Dorm Lighting: Making the Most Out of One Outlet
It seems logical to pack a power strip and extension cord or two when preparing for your first semester in a dorm, so it may surprise you that some college dorms don’t allow them. Check the dorm regulations ahead of time as some colleges do allow surge protected multi-plug power strips while others prohibit extension cords altogether since unprotected cords can overwhelm the dorm’s electrical system. Between the microwave, laptop, gaming system, mini fridge, and TV all fighting for outlets, dorm residents need to know how to make the most out of the one remaining outlet (if that) left for lighting. This guide will help create a comfortable all-purpose environment that is conducive to studying, socializing, and sleeping.
How to Make the Room Look Larger
Overhead lighting often casts shadows where the wall and ceiling meet, creating a cave effect that makes a closet sized room look even smaller. Finding a floor lamp that shines up will compensate. A three-way lamp with attached reading light is best option because it gives the most flexibility for adjusting the environment. By matching the color temperature of the existing overhead fixture, it helps creates a uniform light that reduces eye strain and makes the room look larger. With a three-way bulb, you can turn the light to a lower setting during late night study sessions. When placed close to the desk, a reading lamp works as task lighting. Using a higher color temperature for this light bulb promotes focus and reduces eye strain when reading text books. Partnering with roommates to use a symmetrical room design will also open up your shared space.
Utilize Battery Operated Lights to Give Your Room Personality

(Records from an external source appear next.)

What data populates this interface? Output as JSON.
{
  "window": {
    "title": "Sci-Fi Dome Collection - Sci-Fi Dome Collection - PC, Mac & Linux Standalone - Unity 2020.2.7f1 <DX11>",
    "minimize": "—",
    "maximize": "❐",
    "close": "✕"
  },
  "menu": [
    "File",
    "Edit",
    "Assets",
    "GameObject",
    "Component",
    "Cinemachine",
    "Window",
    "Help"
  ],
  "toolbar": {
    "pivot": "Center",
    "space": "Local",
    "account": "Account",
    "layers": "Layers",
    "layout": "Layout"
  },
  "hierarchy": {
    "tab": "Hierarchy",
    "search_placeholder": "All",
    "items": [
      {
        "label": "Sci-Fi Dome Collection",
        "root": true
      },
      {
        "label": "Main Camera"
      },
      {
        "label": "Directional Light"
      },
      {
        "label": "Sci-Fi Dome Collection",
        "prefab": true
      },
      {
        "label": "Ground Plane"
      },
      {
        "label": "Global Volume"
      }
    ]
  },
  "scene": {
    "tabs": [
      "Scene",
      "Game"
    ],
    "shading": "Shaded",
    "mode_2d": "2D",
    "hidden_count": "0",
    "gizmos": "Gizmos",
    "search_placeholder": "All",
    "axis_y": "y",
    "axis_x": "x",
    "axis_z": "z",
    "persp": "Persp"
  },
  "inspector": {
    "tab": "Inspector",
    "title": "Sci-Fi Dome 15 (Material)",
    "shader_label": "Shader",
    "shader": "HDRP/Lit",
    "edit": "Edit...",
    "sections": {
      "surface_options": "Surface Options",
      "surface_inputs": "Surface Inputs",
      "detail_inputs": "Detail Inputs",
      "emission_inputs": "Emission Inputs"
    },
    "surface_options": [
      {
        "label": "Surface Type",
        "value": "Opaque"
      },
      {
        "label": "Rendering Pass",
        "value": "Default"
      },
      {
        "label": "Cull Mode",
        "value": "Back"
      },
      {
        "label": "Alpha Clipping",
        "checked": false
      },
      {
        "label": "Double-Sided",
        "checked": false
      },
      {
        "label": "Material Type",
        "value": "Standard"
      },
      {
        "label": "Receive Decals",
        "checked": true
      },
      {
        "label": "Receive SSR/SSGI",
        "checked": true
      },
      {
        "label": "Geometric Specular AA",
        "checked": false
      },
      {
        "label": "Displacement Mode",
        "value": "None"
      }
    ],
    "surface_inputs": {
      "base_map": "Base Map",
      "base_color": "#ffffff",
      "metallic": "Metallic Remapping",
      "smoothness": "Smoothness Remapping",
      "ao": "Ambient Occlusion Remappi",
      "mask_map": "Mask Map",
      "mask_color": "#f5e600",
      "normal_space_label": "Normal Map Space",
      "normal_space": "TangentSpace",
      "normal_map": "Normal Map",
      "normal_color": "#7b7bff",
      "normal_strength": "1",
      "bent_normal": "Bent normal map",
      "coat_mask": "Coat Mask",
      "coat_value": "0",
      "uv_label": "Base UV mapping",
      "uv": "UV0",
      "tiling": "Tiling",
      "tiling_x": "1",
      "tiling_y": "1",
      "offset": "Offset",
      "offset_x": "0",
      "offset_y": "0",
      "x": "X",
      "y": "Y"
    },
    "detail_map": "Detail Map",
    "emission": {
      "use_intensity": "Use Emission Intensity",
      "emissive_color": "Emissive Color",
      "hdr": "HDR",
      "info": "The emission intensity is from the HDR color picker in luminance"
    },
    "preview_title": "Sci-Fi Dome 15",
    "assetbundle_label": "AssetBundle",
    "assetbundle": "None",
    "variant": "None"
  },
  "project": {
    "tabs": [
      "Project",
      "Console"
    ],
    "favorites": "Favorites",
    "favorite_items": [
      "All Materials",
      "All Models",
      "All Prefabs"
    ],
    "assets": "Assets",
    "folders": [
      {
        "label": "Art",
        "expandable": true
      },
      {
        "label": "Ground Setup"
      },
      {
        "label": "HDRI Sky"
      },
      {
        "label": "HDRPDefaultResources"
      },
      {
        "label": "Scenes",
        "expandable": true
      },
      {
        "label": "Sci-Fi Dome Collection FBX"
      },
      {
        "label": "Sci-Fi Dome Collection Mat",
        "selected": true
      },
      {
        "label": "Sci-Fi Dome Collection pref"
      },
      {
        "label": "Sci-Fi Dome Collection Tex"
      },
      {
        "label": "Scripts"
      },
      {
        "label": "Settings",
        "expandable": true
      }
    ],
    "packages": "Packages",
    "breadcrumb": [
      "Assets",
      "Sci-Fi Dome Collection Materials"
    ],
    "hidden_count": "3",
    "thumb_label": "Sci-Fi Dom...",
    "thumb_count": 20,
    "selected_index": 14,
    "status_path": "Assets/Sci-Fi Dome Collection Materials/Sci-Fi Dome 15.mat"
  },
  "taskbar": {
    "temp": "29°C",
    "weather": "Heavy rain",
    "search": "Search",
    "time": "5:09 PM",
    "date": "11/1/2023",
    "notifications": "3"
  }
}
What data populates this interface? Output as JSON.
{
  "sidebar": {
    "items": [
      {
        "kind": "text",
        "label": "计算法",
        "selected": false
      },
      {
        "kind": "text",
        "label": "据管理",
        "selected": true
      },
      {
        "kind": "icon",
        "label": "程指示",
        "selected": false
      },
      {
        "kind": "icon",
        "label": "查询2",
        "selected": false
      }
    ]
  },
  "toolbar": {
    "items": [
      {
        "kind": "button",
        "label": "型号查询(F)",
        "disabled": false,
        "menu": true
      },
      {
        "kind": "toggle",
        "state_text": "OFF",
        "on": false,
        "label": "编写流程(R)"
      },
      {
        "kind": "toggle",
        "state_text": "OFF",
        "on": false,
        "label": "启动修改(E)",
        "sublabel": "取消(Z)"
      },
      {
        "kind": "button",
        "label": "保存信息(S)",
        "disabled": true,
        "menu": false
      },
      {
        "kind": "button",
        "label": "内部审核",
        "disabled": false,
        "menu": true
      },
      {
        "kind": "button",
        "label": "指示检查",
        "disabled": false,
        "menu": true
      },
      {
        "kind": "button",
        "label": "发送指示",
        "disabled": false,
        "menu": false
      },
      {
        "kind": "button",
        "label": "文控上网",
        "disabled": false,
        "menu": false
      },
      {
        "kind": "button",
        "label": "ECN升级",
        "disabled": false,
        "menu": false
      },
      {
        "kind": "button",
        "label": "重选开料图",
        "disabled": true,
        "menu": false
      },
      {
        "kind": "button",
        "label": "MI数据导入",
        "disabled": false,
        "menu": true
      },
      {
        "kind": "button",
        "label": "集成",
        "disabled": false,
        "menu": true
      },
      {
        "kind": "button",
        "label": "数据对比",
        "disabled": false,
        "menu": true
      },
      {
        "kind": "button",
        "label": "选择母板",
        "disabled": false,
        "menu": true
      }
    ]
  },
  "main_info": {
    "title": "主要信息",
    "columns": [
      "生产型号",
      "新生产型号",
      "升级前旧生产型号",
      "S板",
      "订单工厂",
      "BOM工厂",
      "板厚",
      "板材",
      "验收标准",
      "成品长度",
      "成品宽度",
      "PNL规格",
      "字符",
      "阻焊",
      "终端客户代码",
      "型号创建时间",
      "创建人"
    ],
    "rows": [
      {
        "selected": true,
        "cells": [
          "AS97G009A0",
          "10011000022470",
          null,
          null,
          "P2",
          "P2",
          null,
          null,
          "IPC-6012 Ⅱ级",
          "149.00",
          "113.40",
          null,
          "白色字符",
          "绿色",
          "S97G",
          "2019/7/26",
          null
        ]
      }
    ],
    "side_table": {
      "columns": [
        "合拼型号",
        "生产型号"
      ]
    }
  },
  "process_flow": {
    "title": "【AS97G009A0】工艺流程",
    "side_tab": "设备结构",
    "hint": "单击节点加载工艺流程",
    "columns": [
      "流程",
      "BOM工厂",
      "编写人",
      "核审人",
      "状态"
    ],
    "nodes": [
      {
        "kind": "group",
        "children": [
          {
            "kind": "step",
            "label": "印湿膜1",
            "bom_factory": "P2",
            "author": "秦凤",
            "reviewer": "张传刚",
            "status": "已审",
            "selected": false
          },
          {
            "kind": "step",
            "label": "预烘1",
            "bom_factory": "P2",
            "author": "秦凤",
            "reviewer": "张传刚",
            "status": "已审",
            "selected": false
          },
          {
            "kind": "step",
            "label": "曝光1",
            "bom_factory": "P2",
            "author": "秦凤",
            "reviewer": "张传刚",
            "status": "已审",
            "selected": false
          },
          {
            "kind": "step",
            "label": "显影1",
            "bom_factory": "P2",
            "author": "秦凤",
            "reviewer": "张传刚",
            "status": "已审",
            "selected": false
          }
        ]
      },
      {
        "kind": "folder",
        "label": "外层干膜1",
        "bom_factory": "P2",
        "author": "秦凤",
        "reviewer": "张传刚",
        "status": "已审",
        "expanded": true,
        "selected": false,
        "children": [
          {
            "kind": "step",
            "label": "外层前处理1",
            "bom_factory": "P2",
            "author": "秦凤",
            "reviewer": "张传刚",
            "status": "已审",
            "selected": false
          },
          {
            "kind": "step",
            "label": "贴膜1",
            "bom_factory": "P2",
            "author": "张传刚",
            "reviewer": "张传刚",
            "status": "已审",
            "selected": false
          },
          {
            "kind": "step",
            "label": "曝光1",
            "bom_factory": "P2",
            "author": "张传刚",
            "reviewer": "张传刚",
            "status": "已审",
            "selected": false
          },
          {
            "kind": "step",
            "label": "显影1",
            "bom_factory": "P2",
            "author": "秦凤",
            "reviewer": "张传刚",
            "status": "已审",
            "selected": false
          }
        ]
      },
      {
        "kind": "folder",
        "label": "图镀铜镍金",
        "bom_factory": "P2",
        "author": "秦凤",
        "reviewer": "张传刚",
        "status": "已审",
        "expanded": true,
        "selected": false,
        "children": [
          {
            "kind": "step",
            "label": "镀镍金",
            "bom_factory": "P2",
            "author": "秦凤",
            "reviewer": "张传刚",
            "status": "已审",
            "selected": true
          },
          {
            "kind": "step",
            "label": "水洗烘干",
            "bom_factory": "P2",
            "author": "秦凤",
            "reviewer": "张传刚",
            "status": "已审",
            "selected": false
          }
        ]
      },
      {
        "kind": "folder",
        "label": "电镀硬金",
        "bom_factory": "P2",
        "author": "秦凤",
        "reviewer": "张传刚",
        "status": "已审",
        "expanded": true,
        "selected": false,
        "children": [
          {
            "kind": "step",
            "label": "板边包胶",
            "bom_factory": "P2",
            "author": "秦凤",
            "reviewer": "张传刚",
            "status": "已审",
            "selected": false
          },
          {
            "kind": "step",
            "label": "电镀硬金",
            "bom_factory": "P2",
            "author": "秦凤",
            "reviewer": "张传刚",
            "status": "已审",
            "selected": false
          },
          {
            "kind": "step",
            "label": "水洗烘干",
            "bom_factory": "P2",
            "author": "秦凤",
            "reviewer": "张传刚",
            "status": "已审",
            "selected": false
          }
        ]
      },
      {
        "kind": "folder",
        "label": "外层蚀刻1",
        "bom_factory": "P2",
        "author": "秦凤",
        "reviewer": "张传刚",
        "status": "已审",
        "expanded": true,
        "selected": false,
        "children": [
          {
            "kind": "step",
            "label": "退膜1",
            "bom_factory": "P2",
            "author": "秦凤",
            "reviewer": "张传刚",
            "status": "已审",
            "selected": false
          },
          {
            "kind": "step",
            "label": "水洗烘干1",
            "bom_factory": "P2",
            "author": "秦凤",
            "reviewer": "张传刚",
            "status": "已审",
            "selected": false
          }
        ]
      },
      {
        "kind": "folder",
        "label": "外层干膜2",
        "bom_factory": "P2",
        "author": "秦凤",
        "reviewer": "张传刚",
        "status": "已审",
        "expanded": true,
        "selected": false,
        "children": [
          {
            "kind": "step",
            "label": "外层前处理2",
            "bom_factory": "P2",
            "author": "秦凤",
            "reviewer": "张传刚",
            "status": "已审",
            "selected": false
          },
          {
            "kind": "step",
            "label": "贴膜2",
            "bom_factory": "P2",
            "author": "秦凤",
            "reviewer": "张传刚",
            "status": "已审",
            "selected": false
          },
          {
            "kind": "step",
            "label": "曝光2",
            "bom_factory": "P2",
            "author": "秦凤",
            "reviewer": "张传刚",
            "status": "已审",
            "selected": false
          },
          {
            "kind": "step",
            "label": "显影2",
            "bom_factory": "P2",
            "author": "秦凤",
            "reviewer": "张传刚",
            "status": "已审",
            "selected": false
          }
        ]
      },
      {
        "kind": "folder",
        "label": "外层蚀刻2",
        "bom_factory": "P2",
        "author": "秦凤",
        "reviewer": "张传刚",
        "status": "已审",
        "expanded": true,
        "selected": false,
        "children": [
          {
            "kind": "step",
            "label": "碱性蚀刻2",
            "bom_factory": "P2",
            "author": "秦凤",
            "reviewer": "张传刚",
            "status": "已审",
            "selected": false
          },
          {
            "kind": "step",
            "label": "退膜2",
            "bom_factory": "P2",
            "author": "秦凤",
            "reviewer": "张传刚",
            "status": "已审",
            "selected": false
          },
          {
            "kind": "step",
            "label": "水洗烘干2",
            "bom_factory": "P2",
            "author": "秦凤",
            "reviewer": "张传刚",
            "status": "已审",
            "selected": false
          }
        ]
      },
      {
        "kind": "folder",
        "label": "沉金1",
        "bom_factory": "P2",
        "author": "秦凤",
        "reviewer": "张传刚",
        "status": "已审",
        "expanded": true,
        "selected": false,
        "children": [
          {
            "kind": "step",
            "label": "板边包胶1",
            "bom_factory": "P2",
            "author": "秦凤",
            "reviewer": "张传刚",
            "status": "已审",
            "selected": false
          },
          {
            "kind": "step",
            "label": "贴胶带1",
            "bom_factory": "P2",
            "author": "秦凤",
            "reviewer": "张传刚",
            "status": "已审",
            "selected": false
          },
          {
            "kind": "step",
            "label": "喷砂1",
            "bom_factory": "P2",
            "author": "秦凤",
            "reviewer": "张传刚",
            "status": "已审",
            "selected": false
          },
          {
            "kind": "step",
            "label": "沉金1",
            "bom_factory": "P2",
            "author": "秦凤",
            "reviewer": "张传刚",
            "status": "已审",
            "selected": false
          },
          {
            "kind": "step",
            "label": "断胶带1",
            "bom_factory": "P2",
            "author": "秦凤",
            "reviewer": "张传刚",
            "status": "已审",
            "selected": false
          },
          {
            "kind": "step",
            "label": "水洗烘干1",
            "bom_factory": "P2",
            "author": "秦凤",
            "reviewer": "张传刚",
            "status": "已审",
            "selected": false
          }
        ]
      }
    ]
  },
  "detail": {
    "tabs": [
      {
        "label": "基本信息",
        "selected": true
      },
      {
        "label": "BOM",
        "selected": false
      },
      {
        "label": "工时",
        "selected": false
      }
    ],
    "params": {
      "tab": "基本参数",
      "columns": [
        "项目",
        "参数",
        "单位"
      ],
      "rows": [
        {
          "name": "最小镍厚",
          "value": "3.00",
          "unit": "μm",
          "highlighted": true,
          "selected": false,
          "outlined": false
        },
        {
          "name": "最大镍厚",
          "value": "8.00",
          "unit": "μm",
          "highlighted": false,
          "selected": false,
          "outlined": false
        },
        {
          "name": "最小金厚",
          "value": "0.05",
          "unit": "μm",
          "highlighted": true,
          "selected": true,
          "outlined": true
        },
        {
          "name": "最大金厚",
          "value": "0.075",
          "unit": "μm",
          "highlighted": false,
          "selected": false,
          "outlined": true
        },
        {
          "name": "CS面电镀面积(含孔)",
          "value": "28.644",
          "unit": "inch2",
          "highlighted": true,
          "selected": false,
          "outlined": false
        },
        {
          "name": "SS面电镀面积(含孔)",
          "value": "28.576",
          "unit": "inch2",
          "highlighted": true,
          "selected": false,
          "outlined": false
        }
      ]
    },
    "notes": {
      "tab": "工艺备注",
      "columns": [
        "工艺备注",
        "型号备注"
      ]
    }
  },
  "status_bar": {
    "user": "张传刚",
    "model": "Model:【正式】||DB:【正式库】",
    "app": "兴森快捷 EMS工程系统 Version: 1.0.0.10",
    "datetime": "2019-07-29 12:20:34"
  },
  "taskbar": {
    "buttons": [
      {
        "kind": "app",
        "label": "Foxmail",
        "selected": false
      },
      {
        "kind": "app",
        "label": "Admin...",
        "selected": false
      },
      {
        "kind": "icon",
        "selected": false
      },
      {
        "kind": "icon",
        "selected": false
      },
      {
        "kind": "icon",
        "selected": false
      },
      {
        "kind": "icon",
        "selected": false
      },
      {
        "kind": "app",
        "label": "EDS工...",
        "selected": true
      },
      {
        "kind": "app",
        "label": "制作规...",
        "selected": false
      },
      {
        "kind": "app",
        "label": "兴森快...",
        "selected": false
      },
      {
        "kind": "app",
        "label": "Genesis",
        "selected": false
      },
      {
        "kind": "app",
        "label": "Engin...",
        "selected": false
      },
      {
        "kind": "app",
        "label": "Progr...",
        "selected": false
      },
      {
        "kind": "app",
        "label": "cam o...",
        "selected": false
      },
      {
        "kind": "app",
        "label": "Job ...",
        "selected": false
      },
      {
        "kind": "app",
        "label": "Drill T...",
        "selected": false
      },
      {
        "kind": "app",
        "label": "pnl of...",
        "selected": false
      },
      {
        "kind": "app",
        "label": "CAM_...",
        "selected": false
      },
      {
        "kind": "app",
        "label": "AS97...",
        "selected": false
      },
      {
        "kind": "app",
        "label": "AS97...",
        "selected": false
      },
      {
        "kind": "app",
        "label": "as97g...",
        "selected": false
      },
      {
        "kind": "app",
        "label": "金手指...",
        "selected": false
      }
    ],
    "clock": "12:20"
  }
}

Battery operated Christmas lights are one of the most versatile lighting elements for dorm rooms for both guys and girls. While your resident hall neighbors may be outlining doors and windows, take your string lights to the next level. Create custom stringers by threading the lights through foam cutouts or red solo cups by following the example in this DIY project. If your dorm doesn’t allow nails or push-pins in the wall, consider 3M hooks. The string lights are lightweight so you should have no problems even with more elaborate designs. You can also create DIY marquee letters. Create a globe effect by using ping pong balls over the lights once threaded through the opening in the letters. Since this method fully encloses the light bulb, use LED instead of incandescents because LED mini string lights have a lower operating temperature. You could also add a little magic to your home away from home by following our tutorial for a DIY Beauty and the Beast enchanted rose.
However you decide to decorate your dorm room, make sure to consult the student housing website or contact the student center to avoid any problems moving in. While some prohibited items are self-explanatory, such as anything with an open flame, others may take you by surprise, like halogen bulbs or water beds. What’s fine at one college may be prohibited by another, so it’s important to check before the big move-in day. We at 1000Bulbs.com hope this guide has helped you prepare for the school year ahead. If you have any questions, feel free to leave them in the comment area below or follow us on Facebook, Twitter, Pinterest, and Google Plus for more DIY lighting projects.